Professional Carwashing & Detailing

Seven facts to breathe life into your business, part 1

October 30, 2012

Doomed from the start. If you’re an entrepreneur or an entrepreneur-hopeful, it’s probably difficult to keep those four words from causing you to second guess your every move as you plan and run your business. They become especially hard to ignore when you consider the fact that less than 30 percent of businesses last more than 10 years, and most failures happen within the first few years of operation. The truth is, many things could go wrong: An ill-conceived business idea, poor planning, lack of capital, ineffective leadership and more. In the high stakes world of running a business, those are the facts. 

But there are other important facts about business ownership. Facts that could help you avoid the mistakes and pitfalls that trip up so many others and go on to achieve the success you’ve dreamed of. I call them the Facts of Business Life.

Of course, there are a variety of skills owners need to know in order to make a business work. But after many decades of running my own successful businesses, and learning how other successful owners have created success, I have come to the conclusion that these facts are the seven essential concepts needed to create a successful business life.

Fact 1: If you don’t lead, no one will follow. At first, this statement seems mind-numbingly obvious. But often, “leadership” is one of those words that is thrown around by people who haven’t given much thought to what it looks like in action. Good business leadership begins with defining the destination and direction of your company and deciding how the business should look and operate when it arrives. But it doesn’t stop there. It also involves developing and continuously improving on a set of skills in order to move your business from where it is today to where you want it to be tomorrow. 

What’s important to understand is, without effective leadership, your managers or employees have no idea what is important to the owner, what to manage or what success and failure look like. In other words, in order to have effective employees, your business first has to have effective leadership, which has to include defining success and failure based on the eventual destination. Another important aspect of being a good leader is developing a company culture that’s expectations-based, and rewards those who meet and exceed those expectations. The good news about leadership is that the most important aspects can be learned, and it’s essential that owners do so.
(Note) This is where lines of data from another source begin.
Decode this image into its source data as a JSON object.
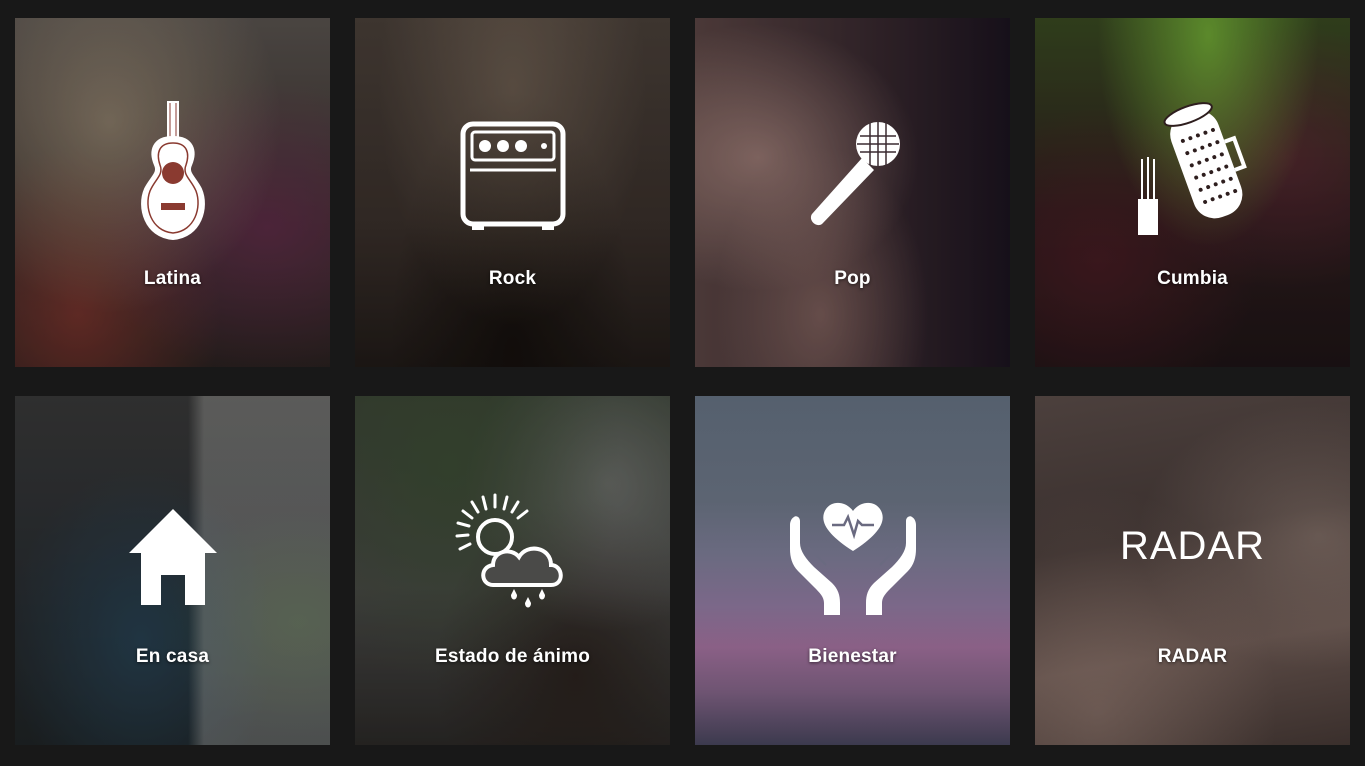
{
  "tiles": [
    {
      "label": "Latina",
      "icon": "guitar-icon"
    },
    {
      "label": "Rock",
      "icon": "amplifier-icon"
    },
    {
      "label": "Pop",
      "icon": "microphone-icon"
    },
    {
      "label": "Cumbia",
      "icon": "guiro-icon"
    },
    {
      "label": "En casa",
      "icon": "house-icon"
    },
    {
      "label": "Estado de ánimo",
      "icon": "sun-cloud-rain-icon"
    },
    {
      "label": "Bienestar",
      "icon": "hands-heart-icon"
    },
    {
      "label": "RADAR",
      "icon": "radar-wordmark",
      "wordmark": "RADAR"
    }
  ],
  "colors": {
    "page_background": "#181818",
    "text": "#ffffff"
  }
}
Fact 2: If you don’t control it, you don’t own it. Control is the owner’s management reality. If you don’t control your company by defining key tasks and dictating how they must be handled, and “inspect what you expect,” then you don’t truly “own” the business because all you are is a spectator watching others play with your money.

There are two overriding or macro concepts successful owners understand over their unsuccessful competitors. First, great procedures and processes need controls, and these in turn create great employees. This happens because procedures and processes operate the business, and employees operate the processes. This is one of those business basics that owners must understand to be successful. 

Secondly, don’t stop at pointing out what should be done and how. Also clearly state and emphasize that there will be consequences when standard operating procedures and processes aren’t followed. If you don’t do this, you’ll be “leading” a group of individuals who follow their own rules and judgment rather than a cohesive company working toward a common goal. Once again, this is one of those business basics owners can’t ignore.

Fact 3: Protecting your company’s assets should be your first priority. Were you surprised because this fact didn’t instruct you to first protect your company’s sales, profits and growth? If so, you’re not alone. But the truth is, assets — which include both tangible and intangible assets — are what power sales, profits and growth.

Usually, owners and soon-to-be owners understand the need for insurance on assets like their buildings and equipment. In fact, bankers insist on insuring specific assets they lend money on like facilities, equipment and sometimes even insurance on an owner’s life. However, successful owners don’t stop at protecting obvious assets. They understand the importance of every asset, because assets represent invested cash, which should be managed to produce exceptional and maximized profits. 

Ignore this business fact and your company will underperform — if it can even survive the continual asset write-offs and write-downs, customer abandonment and employee indifference. I believe protecting both tangible and intangible assets to be one of the most underrated and underappreciated ownership issues today, and, if mismanaged, can be one of the most damaging. The key is to understand what all of your company’s assets are, and then guard them closely and work to maximize the profits they represent. Because if you don’t, they will haunt your business and cause financial pain when you least expect it or want it.

To be continued...

(Facts 4 through 7 can be found in part 2 of the story here.)